■ Exercise data ■
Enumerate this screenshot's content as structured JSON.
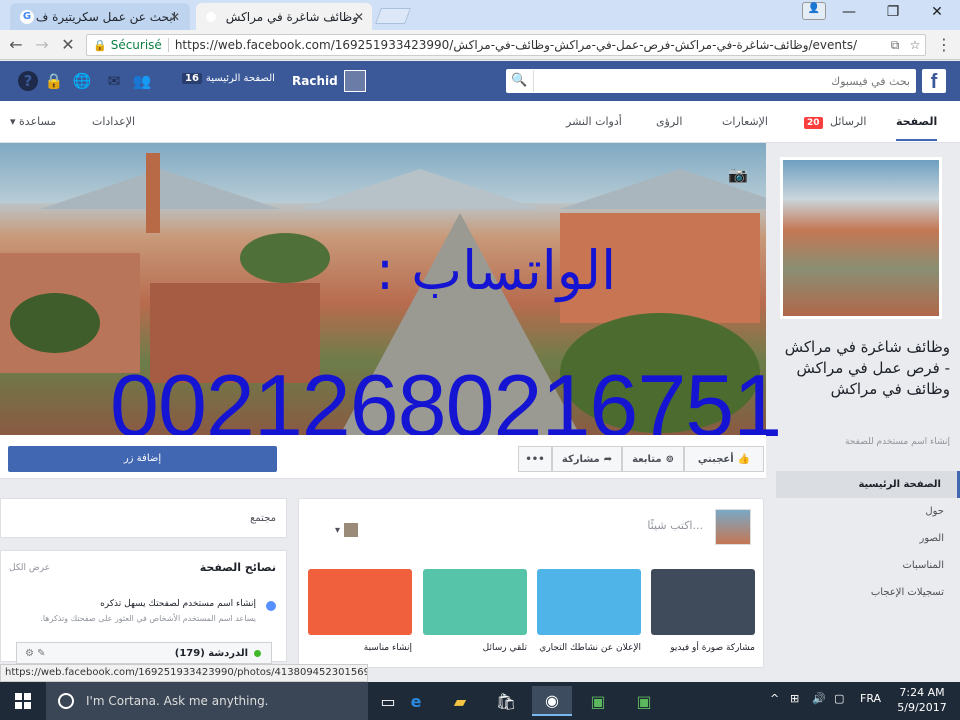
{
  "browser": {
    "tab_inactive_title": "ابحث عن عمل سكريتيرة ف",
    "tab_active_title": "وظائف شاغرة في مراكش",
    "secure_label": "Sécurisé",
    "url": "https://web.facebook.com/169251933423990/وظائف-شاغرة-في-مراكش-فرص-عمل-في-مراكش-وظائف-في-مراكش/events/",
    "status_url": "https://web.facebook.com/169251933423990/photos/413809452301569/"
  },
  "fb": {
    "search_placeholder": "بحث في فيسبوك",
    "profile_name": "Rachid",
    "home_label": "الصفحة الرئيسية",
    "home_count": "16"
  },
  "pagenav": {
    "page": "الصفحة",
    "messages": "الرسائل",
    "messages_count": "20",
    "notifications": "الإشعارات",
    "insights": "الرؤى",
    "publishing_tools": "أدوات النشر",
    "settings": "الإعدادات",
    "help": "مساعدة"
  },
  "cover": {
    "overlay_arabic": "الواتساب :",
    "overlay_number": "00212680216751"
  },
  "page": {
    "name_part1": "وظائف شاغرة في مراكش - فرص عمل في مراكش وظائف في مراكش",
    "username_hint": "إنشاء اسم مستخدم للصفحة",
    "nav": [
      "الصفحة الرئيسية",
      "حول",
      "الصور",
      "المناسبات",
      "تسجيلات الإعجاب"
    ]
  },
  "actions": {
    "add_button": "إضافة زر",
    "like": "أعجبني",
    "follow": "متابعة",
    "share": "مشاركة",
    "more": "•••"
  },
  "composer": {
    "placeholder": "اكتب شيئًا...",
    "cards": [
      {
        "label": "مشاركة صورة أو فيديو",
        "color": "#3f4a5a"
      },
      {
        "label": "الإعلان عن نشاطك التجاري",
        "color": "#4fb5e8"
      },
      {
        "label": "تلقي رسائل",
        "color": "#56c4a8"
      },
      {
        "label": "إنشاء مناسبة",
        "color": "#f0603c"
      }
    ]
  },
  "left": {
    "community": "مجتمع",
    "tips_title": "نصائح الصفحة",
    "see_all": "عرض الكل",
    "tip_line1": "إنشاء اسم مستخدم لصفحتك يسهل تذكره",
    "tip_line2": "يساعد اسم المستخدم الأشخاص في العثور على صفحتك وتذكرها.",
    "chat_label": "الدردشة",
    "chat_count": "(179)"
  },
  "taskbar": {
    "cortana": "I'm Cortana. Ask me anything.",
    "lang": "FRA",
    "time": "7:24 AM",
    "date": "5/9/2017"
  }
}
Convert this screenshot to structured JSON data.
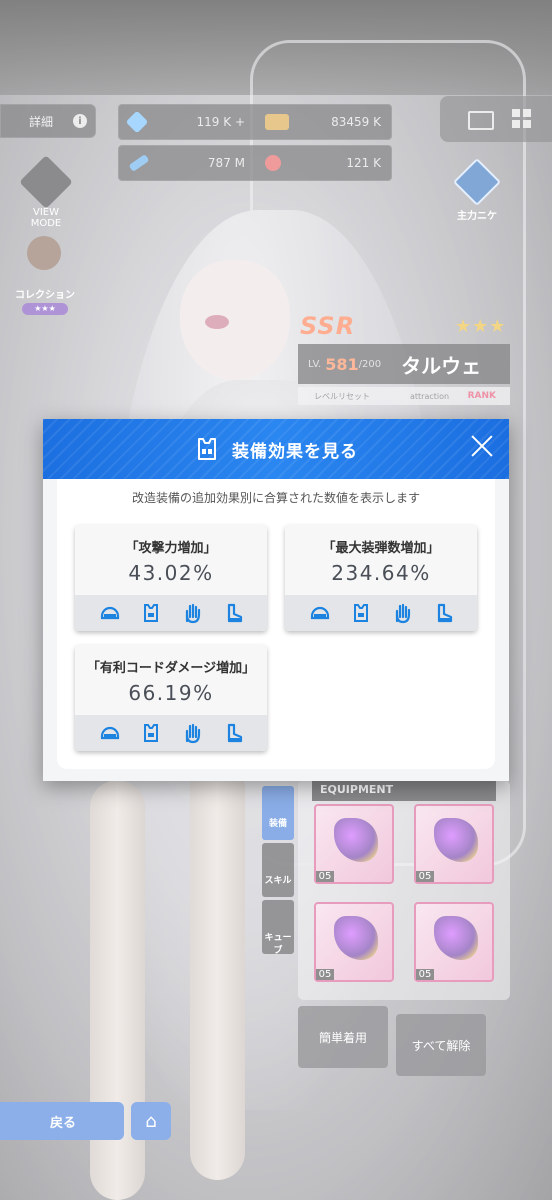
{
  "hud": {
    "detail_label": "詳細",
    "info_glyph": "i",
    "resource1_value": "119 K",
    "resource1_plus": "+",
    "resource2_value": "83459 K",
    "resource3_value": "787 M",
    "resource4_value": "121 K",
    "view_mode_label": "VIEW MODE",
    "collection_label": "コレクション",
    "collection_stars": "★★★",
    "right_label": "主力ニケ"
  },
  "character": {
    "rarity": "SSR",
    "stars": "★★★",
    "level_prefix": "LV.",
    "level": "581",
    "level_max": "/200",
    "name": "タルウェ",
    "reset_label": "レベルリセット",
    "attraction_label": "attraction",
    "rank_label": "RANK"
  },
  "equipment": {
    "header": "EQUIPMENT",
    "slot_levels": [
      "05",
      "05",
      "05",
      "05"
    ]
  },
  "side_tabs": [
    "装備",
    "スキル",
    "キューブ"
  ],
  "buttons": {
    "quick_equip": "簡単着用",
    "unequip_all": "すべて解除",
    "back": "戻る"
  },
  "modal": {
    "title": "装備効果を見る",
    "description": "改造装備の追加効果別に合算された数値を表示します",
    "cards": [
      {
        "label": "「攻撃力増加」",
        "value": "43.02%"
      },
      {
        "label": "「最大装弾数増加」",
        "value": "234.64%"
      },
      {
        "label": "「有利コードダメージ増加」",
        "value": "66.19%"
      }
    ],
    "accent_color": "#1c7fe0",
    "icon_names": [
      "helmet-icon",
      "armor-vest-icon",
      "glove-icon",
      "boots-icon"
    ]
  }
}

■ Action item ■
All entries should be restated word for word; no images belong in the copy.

■ Output for this exercise ■
Enumerate this screenshot's content as structured JSON.
{
  "browser": {
    "tab_inactive_title": "ابحث عن عمل سكريتيرة ف",
    "tab_active_title": "وظائف شاغرة في مراكش",
    "secure_label": "Sécurisé",
    "url": "https://web.facebook.com/169251933423990/وظائف-شاغرة-في-مراكش-فرص-عمل-في-مراكش-وظائف-في-مراكش/events/",
    "status_url": "https://web.facebook.com/169251933423990/photos/413809452301569/"
  },
  "fb": {
    "search_placeholder": "بحث في فيسبوك",
    "profile_name": "Rachid",
    "home_label": "الصفحة الرئيسية",
    "home_count": "16"
  },
  "pagenav": {
    "page": "الصفحة",
    "messages": "الرسائل",
    "messages_count": "20",
    "notifications": "الإشعارات",
    "insights": "الرؤى",
    "publishing_tools": "أدوات النشر",
    "settings": "الإعدادات",
    "help": "مساعدة"
  },
  "cover": {
    "overlay_arabic": "الواتساب :",
    "overlay_number": "00212680216751"
  },
  "page": {
    "name_part1": "وظائف شاغرة في مراكش - فرص عمل في مراكش وظائف في مراكش",
    "username_hint": "إنشاء اسم مستخدم للصفحة",
    "nav": [
      "الصفحة الرئيسية",
      "حول",
      "الصور",
      "المناسبات",
      "تسجيلات الإعجاب"
    ]
  },
  "actions": {
    "add_button": "إضافة زر",
    "like": "أعجبني",
    "follow": "متابعة",
    "share": "مشاركة",
    "more": "•••"
  },
  "composer": {
    "placeholder": "اكتب شيئًا...",
    "cards": [
      {
        "label": "مشاركة صورة أو فيديو",
        "color": "#3f4a5a"
      },
      {
        "label": "الإعلان عن نشاطك التجاري",
        "color": "#4fb5e8"
      },
      {
        "label": "تلقي رسائل",
        "color": "#56c4a8"
      },
      {
        "label": "إنشاء مناسبة",
        "color": "#f0603c"
      }
    ]
  },
  "left": {
    "community": "مجتمع",
    "tips_title": "نصائح الصفحة",
    "see_all": "عرض الكل",
    "tip_line1": "إنشاء اسم مستخدم لصفحتك يسهل تذكره",
    "tip_line2": "يساعد اسم المستخدم الأشخاص في العثور على صفحتك وتذكرها.",
    "chat_label": "الدردشة",
    "chat_count": "(179)"
  },
  "taskbar": {
    "cortana": "I'm Cortana. Ask me anything.",
    "lang": "FRA",
    "time": "7:24 AM",
    "date": "5/9/2017"
  }
}
Convert this screenshot to structured JSON data.
{
  "hud": {
    "detail_label": "詳細",
    "info_glyph": "i",
    "resource1_value": "119 K",
    "resource1_plus": "+",
    "resource2_value": "83459 K",
    "resource3_value": "787 M",
    "resource4_value": "121 K",
    "view_mode_label": "VIEW MODE",
    "collection_label": "コレクション",
    "collection_stars": "★★★",
    "right_label": "主力ニケ"
  },
  "character": {
    "rarity": "SSR",
    "stars": "★★★",
    "level_prefix": "LV.",
    "level": "581",
    "level_max": "/200",
    "name": "タルウェ",
    "reset_label": "レベルリセット",
    "attraction_label": "attraction",
    "rank_label": "RANK"
  },
  "equipment": {
    "header": "EQUIPMENT",
    "slot_levels": [
      "05",
      "05",
      "05",
      "05"
    ]
  },
  "side_tabs": [
    "装備",
    "スキル",
    "キューブ"
  ],
  "buttons": {
    "quick_equip": "簡単着用",
    "unequip_all": "すべて解除",
    "back": "戻る"
  },
  "modal": {
    "title": "装備効果を見る",
    "description": "改造装備の追加効果別に合算された数値を表示します",
    "cards": [
      {
        "label": "「攻撃力増加」",
        "value": "43.02%"
      },
      {
        "label": "「最大装弾数増加」",
        "value": "234.64%"
      },
      {
        "label": "「有利コードダメージ増加」",
        "value": "66.19%"
      }
    ],
    "accent_color": "#1c7fe0",
    "icon_names": [
      "helmet-icon",
      "armor-vest-icon",
      "glove-icon",
      "boots-icon"
    ]
  }
}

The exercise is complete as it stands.